→ The task: The string "color" appears in some lines of the entries that follow; copy each such line.

→ Information provided:

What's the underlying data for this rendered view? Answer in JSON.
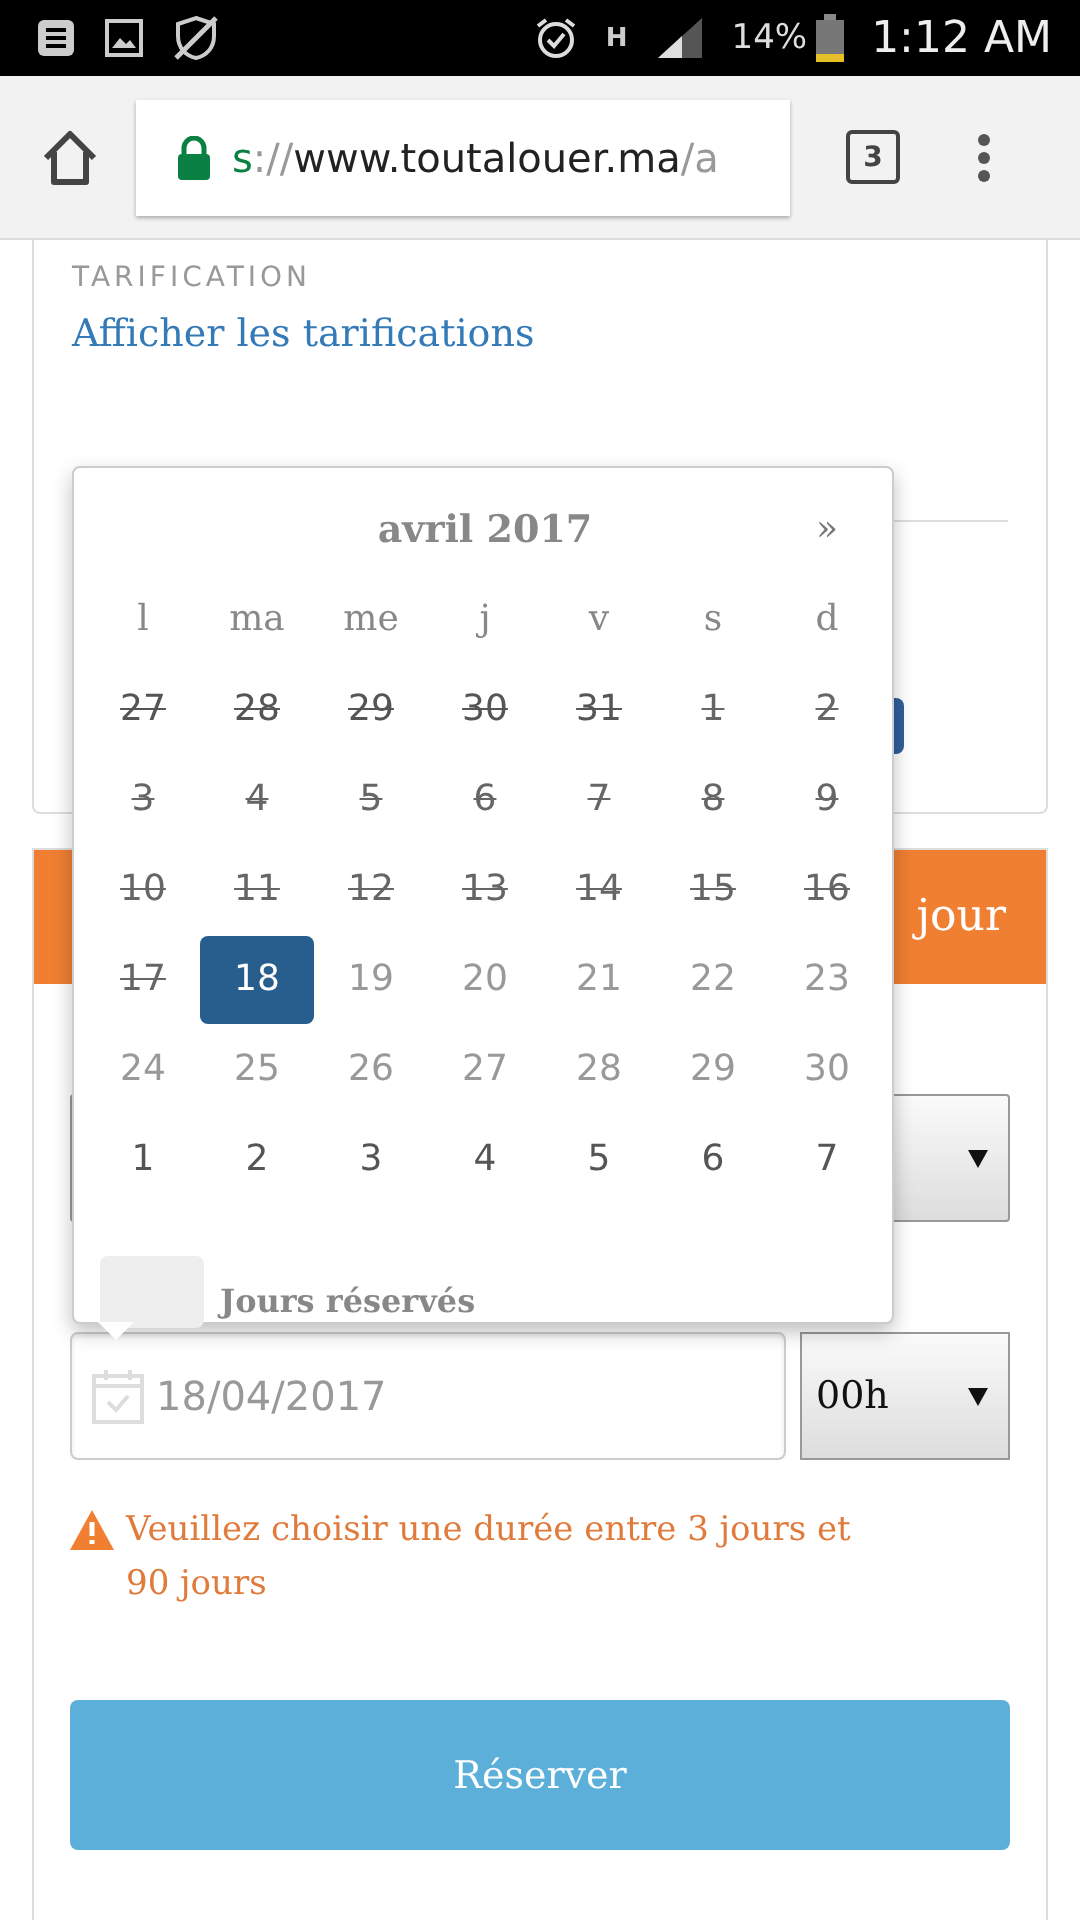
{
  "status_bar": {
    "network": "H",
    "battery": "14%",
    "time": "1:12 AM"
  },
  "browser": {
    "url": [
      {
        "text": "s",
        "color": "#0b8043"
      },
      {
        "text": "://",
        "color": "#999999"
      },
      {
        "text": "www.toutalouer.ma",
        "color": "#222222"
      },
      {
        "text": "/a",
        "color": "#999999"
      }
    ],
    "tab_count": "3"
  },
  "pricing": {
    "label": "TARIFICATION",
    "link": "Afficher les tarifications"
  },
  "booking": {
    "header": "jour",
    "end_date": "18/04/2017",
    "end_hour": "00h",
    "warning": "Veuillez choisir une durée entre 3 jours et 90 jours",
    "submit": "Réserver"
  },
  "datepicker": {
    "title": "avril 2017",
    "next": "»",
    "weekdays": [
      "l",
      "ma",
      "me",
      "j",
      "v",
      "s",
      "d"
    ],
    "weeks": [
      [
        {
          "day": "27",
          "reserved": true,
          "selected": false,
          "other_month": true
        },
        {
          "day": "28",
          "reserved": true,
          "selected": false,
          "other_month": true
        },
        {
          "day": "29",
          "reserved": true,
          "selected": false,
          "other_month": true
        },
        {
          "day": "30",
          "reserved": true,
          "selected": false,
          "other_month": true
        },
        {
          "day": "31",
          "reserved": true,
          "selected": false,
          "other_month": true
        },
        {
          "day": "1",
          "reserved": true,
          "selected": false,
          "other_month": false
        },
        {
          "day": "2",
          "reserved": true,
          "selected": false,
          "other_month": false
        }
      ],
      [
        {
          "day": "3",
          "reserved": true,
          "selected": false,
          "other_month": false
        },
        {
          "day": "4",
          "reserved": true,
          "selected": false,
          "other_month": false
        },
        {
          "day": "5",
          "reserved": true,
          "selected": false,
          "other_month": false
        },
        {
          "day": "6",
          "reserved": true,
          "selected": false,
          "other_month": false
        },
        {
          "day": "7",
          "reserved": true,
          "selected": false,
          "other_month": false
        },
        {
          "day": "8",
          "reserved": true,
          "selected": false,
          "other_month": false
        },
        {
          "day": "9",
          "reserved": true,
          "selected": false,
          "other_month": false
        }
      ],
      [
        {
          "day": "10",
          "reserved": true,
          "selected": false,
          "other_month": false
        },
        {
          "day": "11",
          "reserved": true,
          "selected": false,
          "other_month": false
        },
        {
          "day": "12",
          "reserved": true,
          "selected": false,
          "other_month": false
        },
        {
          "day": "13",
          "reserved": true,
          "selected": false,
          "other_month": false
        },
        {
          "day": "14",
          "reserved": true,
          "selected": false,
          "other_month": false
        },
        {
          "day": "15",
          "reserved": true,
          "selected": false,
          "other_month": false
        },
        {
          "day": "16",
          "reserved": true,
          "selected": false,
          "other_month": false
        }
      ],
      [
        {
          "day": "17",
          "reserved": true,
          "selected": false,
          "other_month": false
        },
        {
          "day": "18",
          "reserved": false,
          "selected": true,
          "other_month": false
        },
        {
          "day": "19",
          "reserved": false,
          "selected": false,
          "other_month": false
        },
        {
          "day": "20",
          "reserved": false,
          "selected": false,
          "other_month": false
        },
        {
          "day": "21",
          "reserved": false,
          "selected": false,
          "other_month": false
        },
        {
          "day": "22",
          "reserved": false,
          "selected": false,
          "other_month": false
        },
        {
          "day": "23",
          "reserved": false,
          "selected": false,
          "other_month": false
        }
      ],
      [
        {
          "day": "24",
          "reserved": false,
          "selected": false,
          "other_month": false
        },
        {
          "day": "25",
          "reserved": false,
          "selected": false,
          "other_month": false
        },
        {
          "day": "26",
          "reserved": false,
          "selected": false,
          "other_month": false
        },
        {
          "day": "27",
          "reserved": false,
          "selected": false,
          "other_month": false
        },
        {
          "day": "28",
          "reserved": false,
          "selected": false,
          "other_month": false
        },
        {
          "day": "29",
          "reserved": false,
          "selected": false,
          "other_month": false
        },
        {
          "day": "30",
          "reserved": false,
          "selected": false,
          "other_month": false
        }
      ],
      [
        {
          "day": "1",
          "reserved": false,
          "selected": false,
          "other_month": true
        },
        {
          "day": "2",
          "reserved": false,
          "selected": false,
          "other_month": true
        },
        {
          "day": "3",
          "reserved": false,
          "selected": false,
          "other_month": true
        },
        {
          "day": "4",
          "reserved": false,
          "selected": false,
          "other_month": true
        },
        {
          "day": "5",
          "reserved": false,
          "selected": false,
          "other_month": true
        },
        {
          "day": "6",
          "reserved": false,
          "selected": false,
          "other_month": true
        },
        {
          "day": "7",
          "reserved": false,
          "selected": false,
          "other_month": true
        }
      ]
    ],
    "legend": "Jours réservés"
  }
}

→ Response to this exercise:
        "color": "#0b8043"
        "color": "#999999"
        "color": "#222222"
        "color": "#999999"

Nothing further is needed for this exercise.